Retail sales rose sharply in the United Kingdom during December, but spending growth was more muted than headlines suggested. It's a perfect example of why focusing on a single month of data is rarely a good idea.
Retail sales volumes in the UK rose by 2.6 per cent in December, significantly higher than expectations, to be 5.3 per cent higher over the year. It sits in stark contrast to the comments made by some British retailers (including Tesco) regarding weak sales over the Christmas period.
The UK has been characterised by improving data for some time, with the unemployment rate declining at a much faster rate than the Bank of England and its governor Mark Carney expected. At first glance, this retail sales data would appear to be of the same vein. However, it is not as strong as initial analysis suggests.
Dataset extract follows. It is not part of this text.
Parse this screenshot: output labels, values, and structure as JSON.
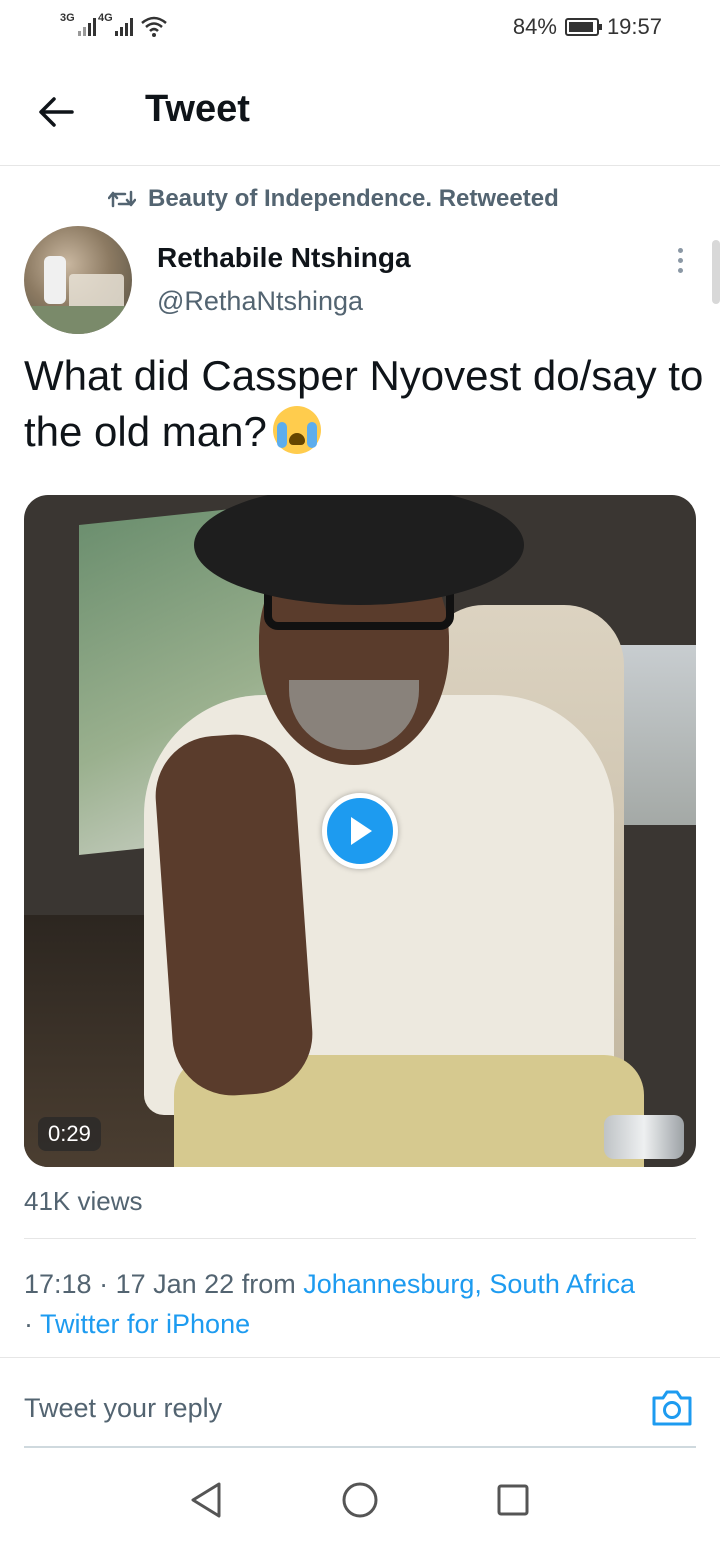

UK retail sales data is hugely volatile – so volatile that the month-to-month movements don’t mean a great lot. Growth of 2.6 per cent in December appears strong but volumes in the December quarter only rose by 0.3 per cent. Rather than record sales volumes, retail sales growth actually slowed significantly over the past three months.
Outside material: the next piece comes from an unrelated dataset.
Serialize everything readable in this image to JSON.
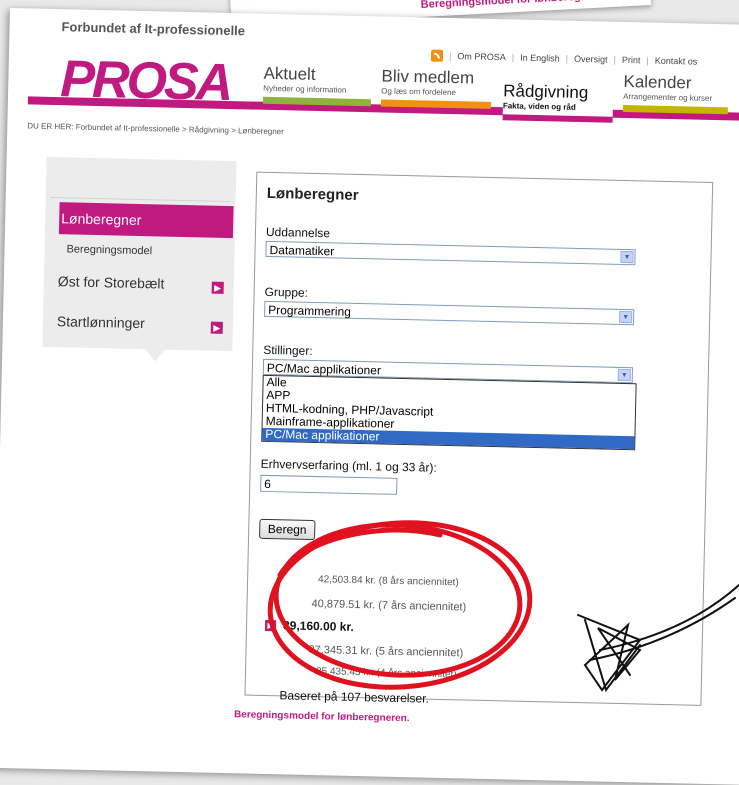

The real strength in retail was during the September quarter, when sales volumes rose by 1.6 per cent.
Over the past three months, sales volumes for non-food retailers rose by 1.4 per cent compared with a 0.3 per cent decline for food retailers. Smaller stores have driven growth in 2013, providing some evidence of a cyclical upswing given how sensitive small retailers tend to be to the business cycle.
Online sales continue to account for a growing proportion of UK spending. The value (as opposed to the volume) of online sales rose by 2.8 per cent in the December quarter to be almost 15 per cent higher over the year.
Online retailing in the UK is at a more advanced state than in Australia, but the growth in the sector provides some insight into the future and challenges for bricks-and-mortar operations both in the UK and Australia (Britain’s Christmas ghost of retail future, January 10).
On the whole, this has to be viewed as a positive retail report, given the market expected growth of just 0.2 per cent in December. But context is important and, as the graph shows, retail spending growth was fairly modest throughout the December quarter.
It's unlikely that there will be any policy implications.
Although the UK’s labour market has improved and consumer spending growth was solid over the past year, the Bank of England remains cautious regarding the sustainability of the current recovery. It would be surprising if it raises rates in 2014, even if the unemployment rate dips below its forward guidance threshold of 7 per cent. The market currently expects that the unemployment rate declined to 7.3 per cent in December, from 7.4 per cent in November, with the data released on Wednesday night.
The BoE will be concerned about wage growth and labour productivity, as well as the strength of the pound and concerns regarding business investment. While the economy is undoubtedly improving, there is still a number of pressing issues that could stop the recovery in its tracks and enough justification for the BoE to hold off for some time yet.